■ TASK BRIEF: Without any of the pictures, print every record below exactly.

■ RECORDS FOR THIS TASK:
..............................

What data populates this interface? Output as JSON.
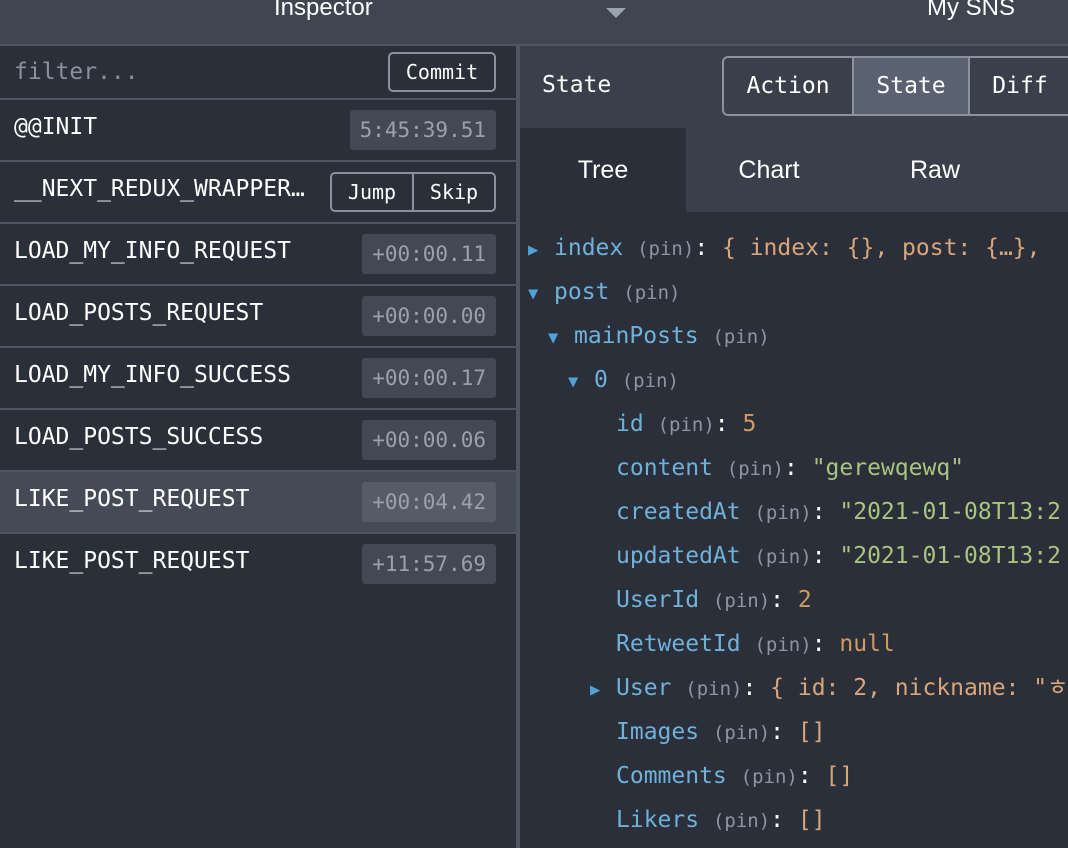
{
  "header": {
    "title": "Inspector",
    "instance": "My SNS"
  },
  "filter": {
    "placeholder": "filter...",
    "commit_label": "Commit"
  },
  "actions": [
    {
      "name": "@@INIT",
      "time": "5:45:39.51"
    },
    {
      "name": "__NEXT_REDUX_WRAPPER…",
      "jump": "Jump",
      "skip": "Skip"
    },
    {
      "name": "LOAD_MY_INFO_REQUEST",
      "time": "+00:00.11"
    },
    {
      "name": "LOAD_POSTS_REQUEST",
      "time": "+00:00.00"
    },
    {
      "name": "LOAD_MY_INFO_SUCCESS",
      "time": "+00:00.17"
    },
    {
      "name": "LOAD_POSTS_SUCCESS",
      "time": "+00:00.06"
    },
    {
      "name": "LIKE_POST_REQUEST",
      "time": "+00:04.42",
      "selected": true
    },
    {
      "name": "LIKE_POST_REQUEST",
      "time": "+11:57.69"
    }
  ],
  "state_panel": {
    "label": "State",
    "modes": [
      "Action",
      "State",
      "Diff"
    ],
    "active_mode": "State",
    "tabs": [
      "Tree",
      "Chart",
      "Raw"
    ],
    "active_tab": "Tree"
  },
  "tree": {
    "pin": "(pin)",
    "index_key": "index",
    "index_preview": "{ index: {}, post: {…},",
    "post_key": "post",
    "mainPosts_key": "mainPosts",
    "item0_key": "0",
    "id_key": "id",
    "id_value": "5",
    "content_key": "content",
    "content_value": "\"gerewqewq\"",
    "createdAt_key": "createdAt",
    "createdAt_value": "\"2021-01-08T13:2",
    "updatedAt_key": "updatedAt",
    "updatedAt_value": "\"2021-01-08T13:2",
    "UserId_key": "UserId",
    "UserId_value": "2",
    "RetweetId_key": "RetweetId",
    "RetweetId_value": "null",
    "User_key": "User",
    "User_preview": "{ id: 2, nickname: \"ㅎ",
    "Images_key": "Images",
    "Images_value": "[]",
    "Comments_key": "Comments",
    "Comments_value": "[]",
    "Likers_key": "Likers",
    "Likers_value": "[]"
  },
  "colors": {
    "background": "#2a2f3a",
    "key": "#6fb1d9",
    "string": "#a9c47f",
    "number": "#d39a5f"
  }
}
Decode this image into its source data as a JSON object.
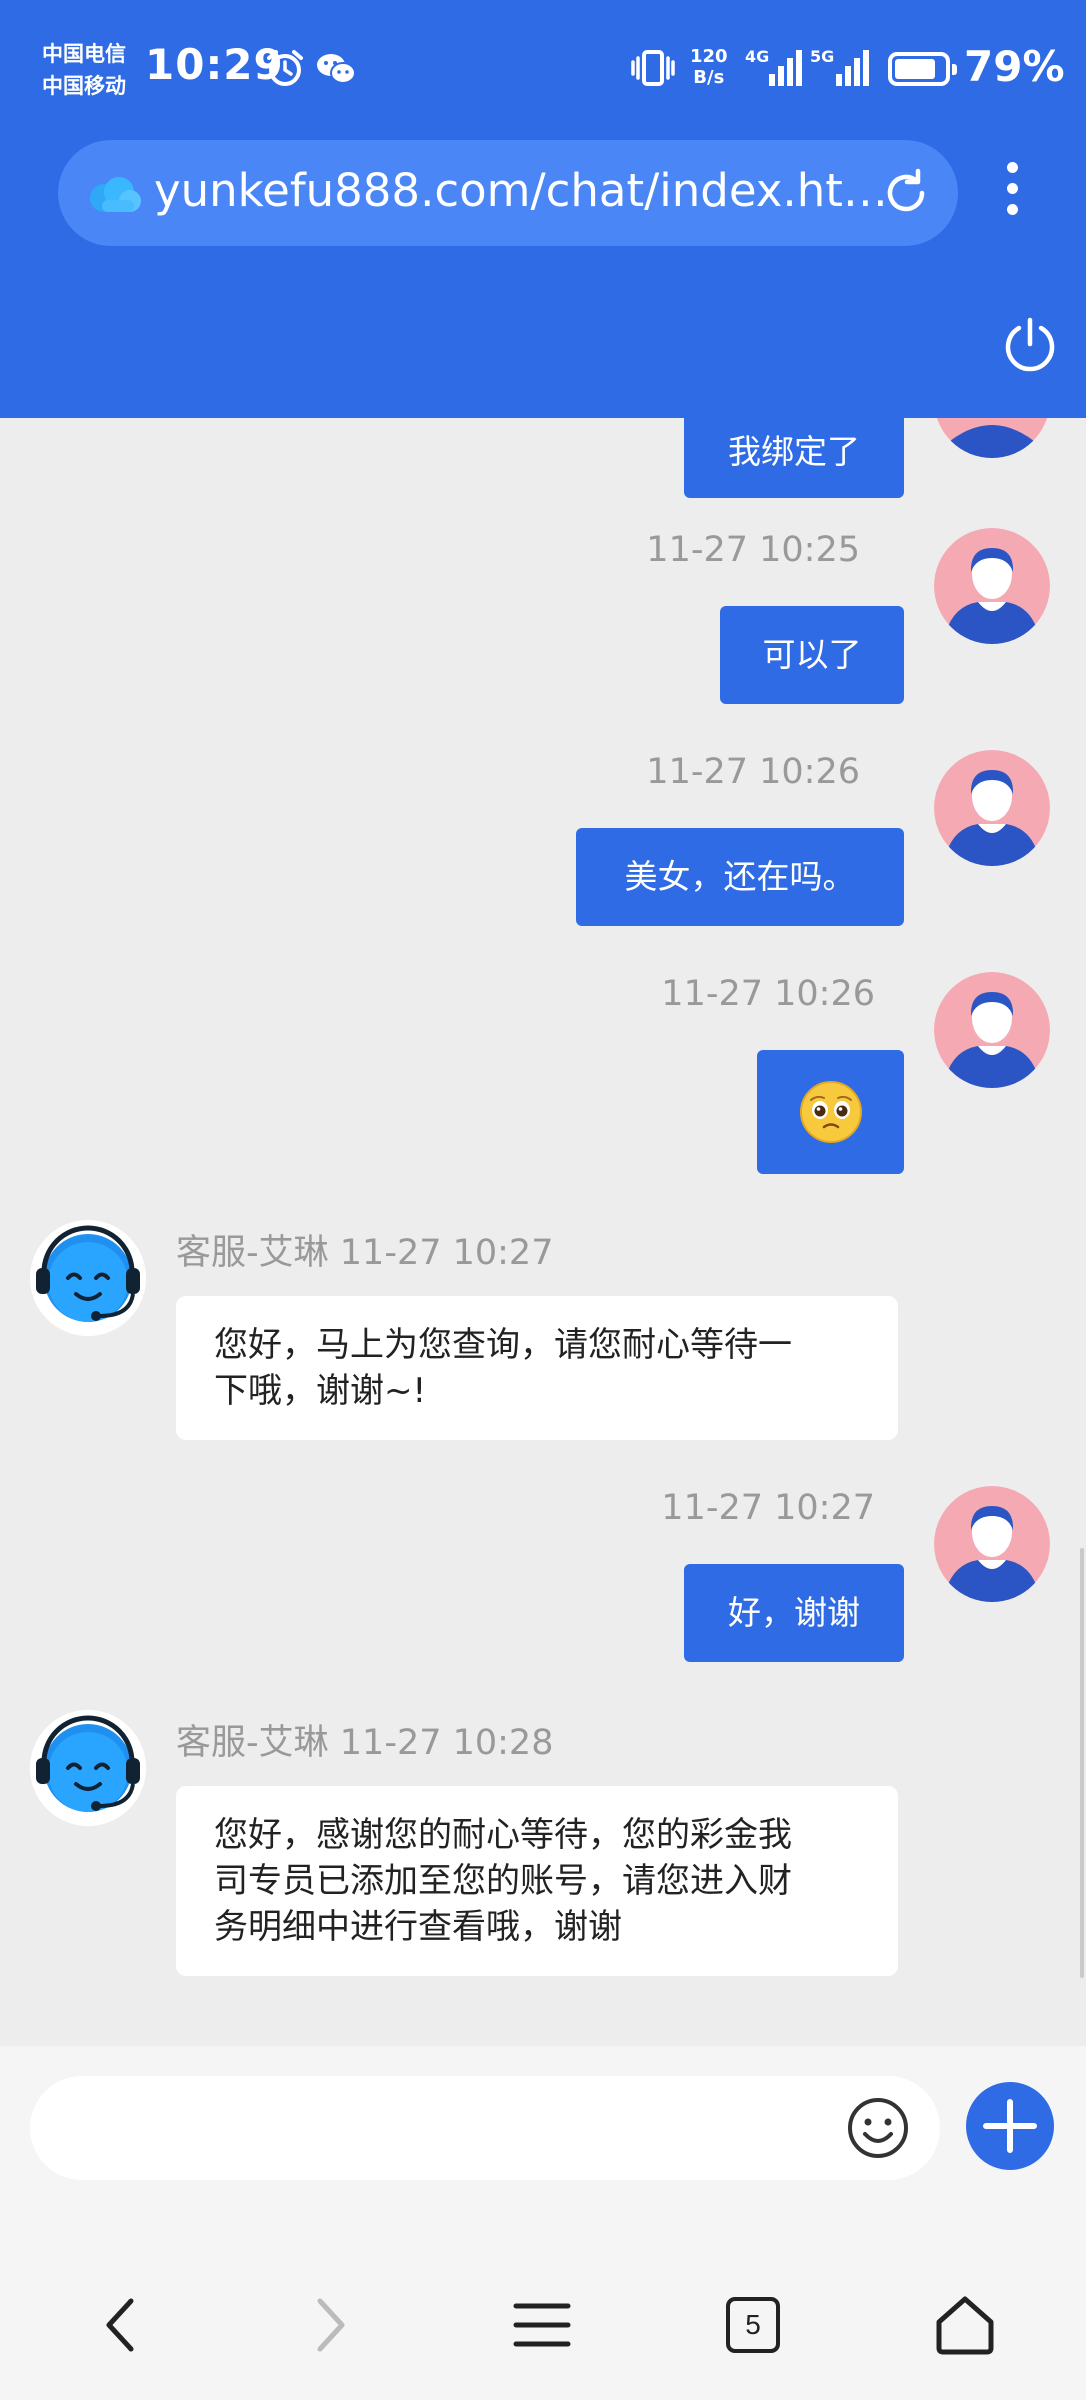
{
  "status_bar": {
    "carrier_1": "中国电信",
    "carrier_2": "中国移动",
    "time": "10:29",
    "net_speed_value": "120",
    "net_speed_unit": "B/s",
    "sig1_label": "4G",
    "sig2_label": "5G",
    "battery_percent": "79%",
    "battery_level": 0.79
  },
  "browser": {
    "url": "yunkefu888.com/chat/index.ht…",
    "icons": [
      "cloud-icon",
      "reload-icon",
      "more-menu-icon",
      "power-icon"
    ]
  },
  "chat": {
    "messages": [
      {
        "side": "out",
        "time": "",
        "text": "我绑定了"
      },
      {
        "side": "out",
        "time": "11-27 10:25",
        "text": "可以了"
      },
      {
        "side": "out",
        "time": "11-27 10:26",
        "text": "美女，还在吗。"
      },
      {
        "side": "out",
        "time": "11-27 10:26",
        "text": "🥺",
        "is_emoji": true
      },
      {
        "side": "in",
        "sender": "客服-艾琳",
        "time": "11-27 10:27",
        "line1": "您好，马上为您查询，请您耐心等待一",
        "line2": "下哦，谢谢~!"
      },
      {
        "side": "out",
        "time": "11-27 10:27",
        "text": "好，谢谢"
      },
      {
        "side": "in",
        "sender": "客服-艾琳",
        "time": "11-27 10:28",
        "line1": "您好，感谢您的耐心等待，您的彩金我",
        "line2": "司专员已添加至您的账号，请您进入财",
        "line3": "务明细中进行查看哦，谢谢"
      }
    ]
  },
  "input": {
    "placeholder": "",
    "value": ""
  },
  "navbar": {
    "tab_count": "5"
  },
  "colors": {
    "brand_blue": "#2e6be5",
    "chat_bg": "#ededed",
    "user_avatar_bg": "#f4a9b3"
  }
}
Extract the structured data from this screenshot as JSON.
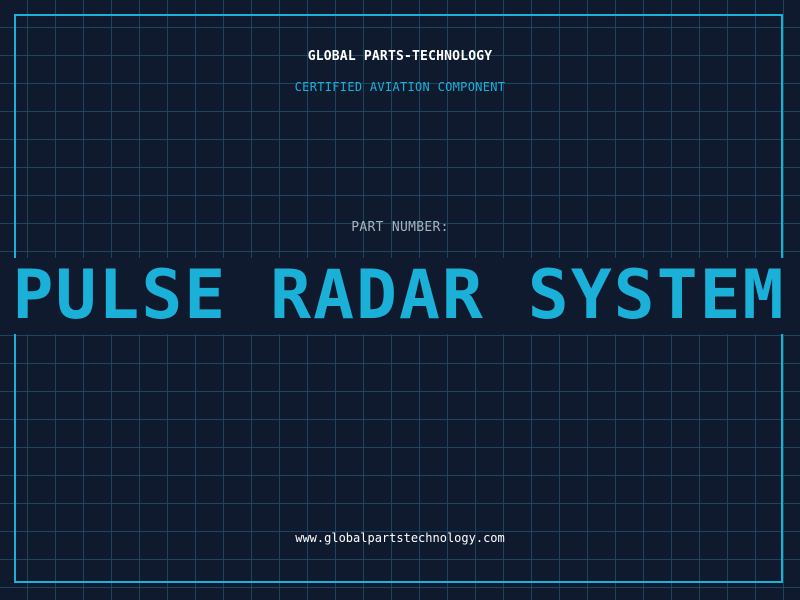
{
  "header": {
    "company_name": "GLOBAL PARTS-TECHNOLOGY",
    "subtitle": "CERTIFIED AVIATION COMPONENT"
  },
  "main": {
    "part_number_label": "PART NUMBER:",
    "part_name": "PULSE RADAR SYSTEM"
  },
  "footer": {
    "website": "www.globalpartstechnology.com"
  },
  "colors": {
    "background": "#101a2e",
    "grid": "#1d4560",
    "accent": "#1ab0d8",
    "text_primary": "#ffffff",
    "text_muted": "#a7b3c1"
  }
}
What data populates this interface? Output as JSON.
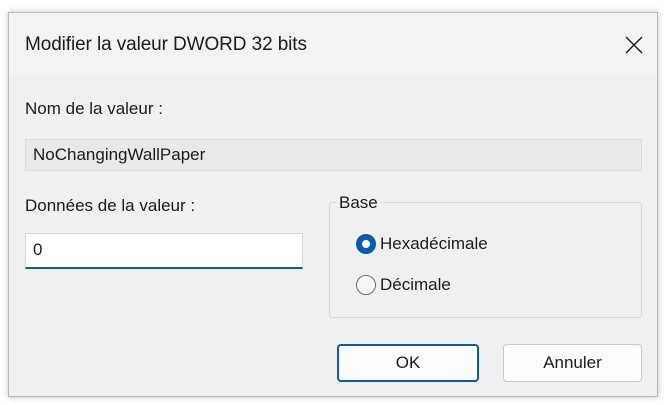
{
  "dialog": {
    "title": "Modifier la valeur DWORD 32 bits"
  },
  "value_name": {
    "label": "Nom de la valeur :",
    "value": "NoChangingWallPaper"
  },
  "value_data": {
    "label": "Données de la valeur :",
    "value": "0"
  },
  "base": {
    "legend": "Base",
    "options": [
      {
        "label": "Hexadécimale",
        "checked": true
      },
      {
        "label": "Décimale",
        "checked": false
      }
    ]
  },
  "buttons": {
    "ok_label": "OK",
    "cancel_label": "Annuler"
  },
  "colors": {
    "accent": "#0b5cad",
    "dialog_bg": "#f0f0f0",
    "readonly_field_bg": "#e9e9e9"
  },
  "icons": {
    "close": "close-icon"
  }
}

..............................

■ RESPONSE TO THIS TASK:
What data populates this interface? Output as JSON.
{
  "header": {
    "title": "Inspector",
    "instance": "My SNS"
  },
  "filter": {
    "placeholder": "filter...",
    "commit_label": "Commit"
  },
  "actions": [
    {
      "name": "@@INIT",
      "time": "5:45:39.51"
    },
    {
      "name": "__NEXT_REDUX_WRAPPER…",
      "jump": "Jump",
      "skip": "Skip"
    },
    {
      "name": "LOAD_MY_INFO_REQUEST",
      "time": "+00:00.11"
    },
    {
      "name": "LOAD_POSTS_REQUEST",
      "time": "+00:00.00"
    },
    {
      "name": "LOAD_MY_INFO_SUCCESS",
      "time": "+00:00.17"
    },
    {
      "name": "LOAD_POSTS_SUCCESS",
      "time": "+00:00.06"
    },
    {
      "name": "LIKE_POST_REQUEST",
      "time": "+00:04.42",
      "selected": true
    },
    {
      "name": "LIKE_POST_REQUEST",
      "time": "+11:57.69"
    }
  ],
  "state_panel": {
    "label": "State",
    "modes": [
      "Action",
      "State",
      "Diff"
    ],
    "active_mode": "State",
    "tabs": [
      "Tree",
      "Chart",
      "Raw"
    ],
    "active_tab": "Tree"
  },
  "tree": {
    "pin": "(pin)",
    "index_key": "index",
    "index_preview": "{ index: {}, post: {…},",
    "post_key": "post",
    "mainPosts_key": "mainPosts",
    "item0_key": "0",
    "id_key": "id",
    "id_value": "5",
    "content_key": "content",
    "content_value": "\"gerewqewq\"",
    "createdAt_key": "createdAt",
    "createdAt_value": "\"2021-01-08T13:2",
    "updatedAt_key": "updatedAt",
    "updatedAt_value": "\"2021-01-08T13:2",
    "UserId_key": "UserId",
    "UserId_value": "2",
    "RetweetId_key": "RetweetId",
    "RetweetId_value": "null",
    "User_key": "User",
    "User_preview": "{ id: 2, nickname: \"ㅎ",
    "Images_key": "Images",
    "Images_value": "[]",
    "Comments_key": "Comments",
    "Comments_value": "[]",
    "Likers_key": "Likers",
    "Likers_value": "[]"
  },
  "colors": {
    "background": "#2a2f3a",
    "key": "#6fb1d9",
    "string": "#a9c47f",
    "number": "#d39a5f"
  }
}
Decode this image into its source data as a JSON object.
{
  "status_bar": {
    "carrier_1": "中国电信",
    "carrier_2": "中国移动",
    "time": "10:29",
    "net_speed_value": "120",
    "net_speed_unit": "B/s",
    "sig1_label": "4G",
    "sig2_label": "5G",
    "battery_percent": "79%",
    "battery_level": 0.79
  },
  "browser": {
    "url": "yunkefu888.com/chat/index.ht…",
    "icons": [
      "cloud-icon",
      "reload-icon",
      "more-menu-icon",
      "power-icon"
    ]
  },
  "chat": {
    "messages": [
      {
        "side": "out",
        "time": "",
        "text": "我绑定了"
      },
      {
        "side": "out",
        "time": "11-27 10:25",
        "text": "可以了"
      },
      {
        "side": "out",
        "time": "11-27 10:26",
        "text": "美女，还在吗。"
      },
      {
        "side": "out",
        "time": "11-27 10:26",
        "text": "🥺",
        "is_emoji": true
      },
      {
        "side": "in",
        "sender": "客服-艾琳",
        "time": "11-27 10:27",
        "line1": "您好，马上为您查询，请您耐心等待一",
        "line2": "下哦，谢谢~!"
      },
      {
        "side": "out",
        "time": "11-27 10:27",
        "text": "好，谢谢"
      },
      {
        "side": "in",
        "sender": "客服-艾琳",
        "time": "11-27 10:28",
        "line1": "您好，感谢您的耐心等待，您的彩金我",
        "line2": "司专员已添加至您的账号，请您进入财",
        "line3": "务明细中进行查看哦，谢谢"
      }
    ]
  },
  "input": {
    "placeholder": "",
    "value": ""
  },
  "navbar": {
    "tab_count": "5"
  },
  "colors": {
    "brand_blue": "#2e6be5",
    "chat_bg": "#ededed",
    "user_avatar_bg": "#f4a9b3"
  }
}
Extract the structured data from this screenshot as JSON.
{
  "header": {
    "company_name": "GLOBAL PARTS-TECHNOLOGY",
    "subtitle": "CERTIFIED AVIATION COMPONENT"
  },
  "main": {
    "part_number_label": "PART NUMBER:",
    "part_name": "PULSE RADAR SYSTEM"
  },
  "footer": {
    "website": "www.globalpartstechnology.com"
  },
  "colors": {
    "background": "#101a2e",
    "grid": "#1d4560",
    "accent": "#1ab0d8",
    "text_primary": "#ffffff",
    "text_muted": "#a7b3c1"
  }
}
What data populates this interface? Output as JSON.
{
  "dialog": {
    "title": "Modifier la valeur DWORD 32 bits"
  },
  "value_name": {
    "label": "Nom de la valeur :",
    "value": "NoChangingWallPaper"
  },
  "value_data": {
    "label": "Données de la valeur :",
    "value": "0"
  },
  "base": {
    "legend": "Base",
    "options": [
      {
        "label": "Hexadécimale",
        "checked": true
      },
      {
        "label": "Décimale",
        "checked": false
      }
    ]
  },
  "buttons": {
    "ok_label": "OK",
    "cancel_label": "Annuler"
  },
  "colors": {
    "accent": "#0b5cad",
    "dialog_bg": "#f0f0f0",
    "readonly_field_bg": "#e9e9e9"
  },
  "icons": {
    "close": "close-icon"
  }
}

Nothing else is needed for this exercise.